I just came across this quote, and thought it was pretty relevant to the current discussion on the mission of the church.
Now the problem with the world today is we’ve never really seen where the problem is. And the heart of the human problem is the problem of the human heart, which is desperately wicked. But I wouldn’t expect anyone to stand up in Congress and say, “Gentlemen, the problem is sin.” Would you expect that? Or would you expect someone to stand up in one of our great universities—a PhD—and say, “Sirs, I have finally found the problem with mankind. It’s sin”? Of course not! Would you expect anybody to come running out of the laboratory with a test tube and saying, “Eureka!

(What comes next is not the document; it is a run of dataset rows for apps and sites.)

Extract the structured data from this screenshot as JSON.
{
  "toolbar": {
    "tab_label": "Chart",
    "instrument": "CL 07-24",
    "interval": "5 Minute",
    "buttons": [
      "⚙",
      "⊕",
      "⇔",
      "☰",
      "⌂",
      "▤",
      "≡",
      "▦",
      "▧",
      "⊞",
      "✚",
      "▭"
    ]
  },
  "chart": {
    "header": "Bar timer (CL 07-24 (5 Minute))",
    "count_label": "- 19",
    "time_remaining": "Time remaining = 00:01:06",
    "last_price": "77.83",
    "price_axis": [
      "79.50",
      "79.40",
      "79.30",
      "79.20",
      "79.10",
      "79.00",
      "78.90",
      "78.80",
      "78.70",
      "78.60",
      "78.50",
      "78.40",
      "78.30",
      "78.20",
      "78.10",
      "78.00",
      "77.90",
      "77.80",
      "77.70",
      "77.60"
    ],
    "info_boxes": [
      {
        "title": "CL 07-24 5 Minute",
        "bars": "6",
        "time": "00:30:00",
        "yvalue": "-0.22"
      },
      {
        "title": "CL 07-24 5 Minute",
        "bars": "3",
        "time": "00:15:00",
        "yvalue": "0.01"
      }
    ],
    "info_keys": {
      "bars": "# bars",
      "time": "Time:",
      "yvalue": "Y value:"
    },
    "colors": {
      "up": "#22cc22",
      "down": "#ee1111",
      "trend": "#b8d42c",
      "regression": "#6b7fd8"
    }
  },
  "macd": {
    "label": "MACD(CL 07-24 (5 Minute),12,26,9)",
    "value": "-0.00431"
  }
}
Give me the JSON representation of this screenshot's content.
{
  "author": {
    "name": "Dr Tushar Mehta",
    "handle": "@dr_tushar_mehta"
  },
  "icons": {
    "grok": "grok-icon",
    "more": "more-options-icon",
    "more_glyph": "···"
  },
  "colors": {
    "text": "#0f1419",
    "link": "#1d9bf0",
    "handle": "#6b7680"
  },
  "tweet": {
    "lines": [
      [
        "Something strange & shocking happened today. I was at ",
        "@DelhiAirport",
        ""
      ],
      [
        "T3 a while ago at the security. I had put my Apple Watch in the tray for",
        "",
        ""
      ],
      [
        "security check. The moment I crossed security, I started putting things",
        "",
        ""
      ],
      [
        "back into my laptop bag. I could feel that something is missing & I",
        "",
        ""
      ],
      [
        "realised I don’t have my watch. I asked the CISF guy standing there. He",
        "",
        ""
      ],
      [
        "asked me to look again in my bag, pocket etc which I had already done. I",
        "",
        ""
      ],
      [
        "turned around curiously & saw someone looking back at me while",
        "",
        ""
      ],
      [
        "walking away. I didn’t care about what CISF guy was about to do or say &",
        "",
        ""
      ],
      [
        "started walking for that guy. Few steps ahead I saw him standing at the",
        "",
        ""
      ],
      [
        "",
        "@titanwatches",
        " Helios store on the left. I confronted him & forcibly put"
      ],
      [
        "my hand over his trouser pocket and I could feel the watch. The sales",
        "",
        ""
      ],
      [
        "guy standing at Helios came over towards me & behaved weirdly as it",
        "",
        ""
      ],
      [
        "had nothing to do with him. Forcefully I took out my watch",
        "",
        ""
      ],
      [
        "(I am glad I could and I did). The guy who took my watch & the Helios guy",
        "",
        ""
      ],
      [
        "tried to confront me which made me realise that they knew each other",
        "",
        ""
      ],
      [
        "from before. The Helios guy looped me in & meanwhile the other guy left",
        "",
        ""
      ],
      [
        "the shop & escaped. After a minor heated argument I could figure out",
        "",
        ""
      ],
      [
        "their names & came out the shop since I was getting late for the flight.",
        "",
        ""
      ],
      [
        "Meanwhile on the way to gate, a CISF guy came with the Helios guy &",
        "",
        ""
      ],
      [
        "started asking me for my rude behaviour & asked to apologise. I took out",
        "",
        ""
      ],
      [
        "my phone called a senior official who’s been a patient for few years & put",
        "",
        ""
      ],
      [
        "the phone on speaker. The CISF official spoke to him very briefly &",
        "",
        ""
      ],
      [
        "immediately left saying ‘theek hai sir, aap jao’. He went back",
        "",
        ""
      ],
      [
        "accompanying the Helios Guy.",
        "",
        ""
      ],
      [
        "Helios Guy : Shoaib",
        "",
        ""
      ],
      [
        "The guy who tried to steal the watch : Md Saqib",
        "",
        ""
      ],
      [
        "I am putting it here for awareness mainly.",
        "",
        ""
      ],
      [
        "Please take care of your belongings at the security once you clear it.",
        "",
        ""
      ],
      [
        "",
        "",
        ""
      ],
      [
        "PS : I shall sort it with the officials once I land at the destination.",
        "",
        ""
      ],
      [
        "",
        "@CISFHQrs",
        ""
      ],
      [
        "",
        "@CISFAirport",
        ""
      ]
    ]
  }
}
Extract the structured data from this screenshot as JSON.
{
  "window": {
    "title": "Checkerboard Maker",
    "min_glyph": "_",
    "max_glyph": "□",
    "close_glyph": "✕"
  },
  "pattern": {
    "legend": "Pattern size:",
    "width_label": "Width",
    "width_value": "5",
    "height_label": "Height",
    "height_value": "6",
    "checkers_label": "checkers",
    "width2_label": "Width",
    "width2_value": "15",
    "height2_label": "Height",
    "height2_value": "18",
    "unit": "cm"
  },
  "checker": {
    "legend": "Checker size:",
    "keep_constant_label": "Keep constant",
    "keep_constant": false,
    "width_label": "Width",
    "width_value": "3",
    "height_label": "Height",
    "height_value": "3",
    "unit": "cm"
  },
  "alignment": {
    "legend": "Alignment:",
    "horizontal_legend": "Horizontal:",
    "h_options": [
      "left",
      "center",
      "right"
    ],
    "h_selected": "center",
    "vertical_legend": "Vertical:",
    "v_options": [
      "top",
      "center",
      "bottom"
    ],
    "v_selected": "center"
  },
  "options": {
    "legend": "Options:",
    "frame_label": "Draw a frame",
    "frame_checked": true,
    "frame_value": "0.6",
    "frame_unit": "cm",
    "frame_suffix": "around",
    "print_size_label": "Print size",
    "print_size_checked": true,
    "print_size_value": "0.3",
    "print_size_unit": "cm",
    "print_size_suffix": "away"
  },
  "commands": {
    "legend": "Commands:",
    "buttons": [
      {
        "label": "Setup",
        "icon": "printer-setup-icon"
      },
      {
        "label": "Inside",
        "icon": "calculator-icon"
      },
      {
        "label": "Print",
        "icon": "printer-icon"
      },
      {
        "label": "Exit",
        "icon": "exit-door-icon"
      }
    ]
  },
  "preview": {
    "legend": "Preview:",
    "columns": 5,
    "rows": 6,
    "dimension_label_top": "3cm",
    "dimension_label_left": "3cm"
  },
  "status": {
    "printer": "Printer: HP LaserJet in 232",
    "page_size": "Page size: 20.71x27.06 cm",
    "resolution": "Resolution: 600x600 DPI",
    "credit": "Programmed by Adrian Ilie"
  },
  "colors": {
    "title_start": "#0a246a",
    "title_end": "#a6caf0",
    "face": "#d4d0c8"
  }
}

I’ve found it! The problem is sin”? Do you think the Security Council of the U.N. is going to stand up and say, “The problem in the world and the problem between nations is sin”? No, they’re not going to say that, and that’s the reason they’re never going to solve the problem. You see, they never do get a proper diagnosis; so how on earth are they ever going to get a proper remedy? They can’t do it. And so all of these agencies and all of these people they’re spending time sweeping down cobwebs rather than killing the spider, which is sin.
And we’re just dealing with the effects. For example, we have a war on poverty. Well, we don’t need a war on poverty nearly as badly as we need a war on sin. Now I’m not saying poverty is a good thing, but dear friend, poverty is even rooted in sin: the greed, and the grasping, and the carelessness, and the hatefulness, and the waste, and the strife, and the wantonness, that has turned this world into a garden of weeds and a swamp where the mosquitoes of hate are breeding by the millions. The costliest thing around is sin. Don’t you forget it. And I tell you, if we’d just have a war on sin, we’d do something about the poverty problem and every other problem. But you see, nobody wants to admit what the problem is, so no wonder we are never coming to the solution.
From the sermon, “The Victory of Faith,” by Adrian Rogers